After the birth, we let Pretty Girl loose but she decided to have nothing to do with the calf and ran off.  We went looking for her in the dark and found her but she wasn't willing to follow us back to the pen even with range cubes. 

After much, discussion, we decided to put the calf in the pen with lots of straw and Jack would stay with the calf until first light.  We let the calf loose on Tuesday morning and as luck would have it Mitten wanted to be the Momma instead of Pretty Girl.    We put Momma and calf together in the pen in hopes they would bond.

With no luck, we decided with Dan's and Susan's help to put Pretty Girl in the head gate and the calf with her.  The calf didn't want to nurse.  At some point, Dan suggested we milk Pretty Girl to stimulate her motherly instincts and Susan gamely took that task on.  At some point, I took over (it's not that easy to milk a cow) and we managed to get a small amount of milk from the momma which we mixed in with the calf formula.

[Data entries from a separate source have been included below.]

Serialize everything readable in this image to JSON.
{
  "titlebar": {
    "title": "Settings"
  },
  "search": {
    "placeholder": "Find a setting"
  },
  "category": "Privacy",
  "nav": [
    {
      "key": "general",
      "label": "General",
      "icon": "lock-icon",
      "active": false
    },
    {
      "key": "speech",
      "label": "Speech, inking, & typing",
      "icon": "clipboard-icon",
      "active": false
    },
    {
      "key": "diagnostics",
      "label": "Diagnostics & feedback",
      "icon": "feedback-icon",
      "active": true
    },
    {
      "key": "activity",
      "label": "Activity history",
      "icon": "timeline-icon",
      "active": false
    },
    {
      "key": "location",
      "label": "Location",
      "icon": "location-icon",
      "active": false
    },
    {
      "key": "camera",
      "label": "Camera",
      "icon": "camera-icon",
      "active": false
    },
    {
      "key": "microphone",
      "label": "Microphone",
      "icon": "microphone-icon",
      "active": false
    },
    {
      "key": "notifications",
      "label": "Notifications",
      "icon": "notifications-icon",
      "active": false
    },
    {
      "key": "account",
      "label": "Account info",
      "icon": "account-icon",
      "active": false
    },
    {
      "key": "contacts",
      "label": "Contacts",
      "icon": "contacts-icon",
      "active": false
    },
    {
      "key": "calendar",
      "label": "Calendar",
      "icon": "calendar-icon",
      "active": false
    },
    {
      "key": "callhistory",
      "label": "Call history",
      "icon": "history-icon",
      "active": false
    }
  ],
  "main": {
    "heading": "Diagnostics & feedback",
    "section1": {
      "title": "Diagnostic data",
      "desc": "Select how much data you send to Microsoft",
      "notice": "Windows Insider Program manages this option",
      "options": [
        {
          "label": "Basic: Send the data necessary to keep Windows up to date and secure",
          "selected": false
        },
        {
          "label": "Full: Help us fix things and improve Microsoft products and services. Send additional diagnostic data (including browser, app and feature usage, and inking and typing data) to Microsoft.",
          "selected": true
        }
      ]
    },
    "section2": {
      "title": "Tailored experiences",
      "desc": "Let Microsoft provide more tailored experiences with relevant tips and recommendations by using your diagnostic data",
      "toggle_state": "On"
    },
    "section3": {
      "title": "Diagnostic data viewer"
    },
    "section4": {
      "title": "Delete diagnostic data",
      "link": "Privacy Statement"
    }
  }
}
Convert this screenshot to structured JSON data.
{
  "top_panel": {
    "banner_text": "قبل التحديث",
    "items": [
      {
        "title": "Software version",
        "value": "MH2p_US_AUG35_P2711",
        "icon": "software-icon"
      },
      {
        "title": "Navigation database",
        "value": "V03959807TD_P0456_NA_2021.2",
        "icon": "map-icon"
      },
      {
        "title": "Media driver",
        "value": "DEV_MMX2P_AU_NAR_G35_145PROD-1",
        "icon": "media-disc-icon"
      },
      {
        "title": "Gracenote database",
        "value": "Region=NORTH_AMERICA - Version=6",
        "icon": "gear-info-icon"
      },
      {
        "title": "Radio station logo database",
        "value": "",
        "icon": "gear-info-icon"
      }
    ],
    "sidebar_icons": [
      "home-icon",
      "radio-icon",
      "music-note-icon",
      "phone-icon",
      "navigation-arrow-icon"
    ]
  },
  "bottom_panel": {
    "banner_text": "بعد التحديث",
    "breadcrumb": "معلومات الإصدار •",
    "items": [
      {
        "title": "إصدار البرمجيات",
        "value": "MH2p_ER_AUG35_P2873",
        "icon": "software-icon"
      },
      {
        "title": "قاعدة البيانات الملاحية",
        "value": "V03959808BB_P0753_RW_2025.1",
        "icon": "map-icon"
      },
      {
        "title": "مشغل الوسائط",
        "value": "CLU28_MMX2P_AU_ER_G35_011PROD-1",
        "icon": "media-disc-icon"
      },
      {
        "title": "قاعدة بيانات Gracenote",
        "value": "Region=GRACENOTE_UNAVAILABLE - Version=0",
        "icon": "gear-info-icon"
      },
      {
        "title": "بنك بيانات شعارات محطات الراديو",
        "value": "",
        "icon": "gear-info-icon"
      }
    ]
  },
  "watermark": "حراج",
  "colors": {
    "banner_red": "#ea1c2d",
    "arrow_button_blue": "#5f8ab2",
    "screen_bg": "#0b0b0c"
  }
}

All day Tuesday, we worked with Momma to get her to take care of the calf and in the afternoon, we worked with the calf to get it to drink from the bottle with no success using a combo of mother's milk and formula.  At some point, the Momma started pushing the calf away.  Of course, being new, we were worried.  Susan had stayed over night providing much needed moral support and talked with her nephews Ernie and Adam who raise cattle in Pennsylvania.  Before dark, Susan left the two newbies with the calf and momma.  So the newbies were all alone.

After a sleepless night, Jack and I got up Wednesday morning, made formula, and headed down to the pen again to try again with the cow and calf.  The momma continued to push the calf away even more strenuously so we gave up and decided to try to feed the calf.  He had been without food for 36 hours.  I put the bottle up to him thinking I was going to have to coax him again to try to eatand he decided the milk looked good and for the first time he ate.   Needless to day Jack and I were enthusiastic and had tears in our eyes. 

The amazing thing is that Mitten and the other cows continue to hang around to watch over the calf.  The only thing so far that Pretty Girl had done is show some signs of protecting the calf.   We are going to be working with her and the calf again today to see if we can get that motherly instinct going.

Our Thanksgiving was on Friday so we had plenty of time to work with the cows on Thursday.  At some point our son and wife, John and Danae, and grandson, Jarred  and our indoor daughter, Carolyn, got involved in trying to get Pretty Girl into the chute so we could put the calf with her.  After three hours we all gave up.  We fed the calf and decided to let Pretty Girl out of the pen.    In the evening we fed the calf again and let the calf out.   Immediately Mitten came over to take care of the calf.  Momma came over to visit but showed no interest in taking care of the calf.

Friday, our outdoor daughter, Nancy, and family arrived for Thanksgiving dinner.
And immediately made a bee-line for the calf.  In between cooking, the calf was well-taken care of and many pictures were taken.

Our youngest son, Neil, and family arrived and got to visit the calf after turkey dinner.

Saturday, the calf is doing well and we have switched him to two feedings a day.  Of course, more of the family got to feed the calf.  The calf weighs about 50 pounds.  I'm not sure how we are going to feed him when he weighs 200 pounds.  But he is the cutest thing so I'm sure we will figure it out.

"Aunt" Susan came to check on the calf today.  It was an absolutely beautiful day!

We hope everyone had as good a Thanksgiving as we did.    We have much to be thankful for living here in the wonderful Texas hill country.
Thanksgiving 2017
Aunt Mitten and A Bull Named Sue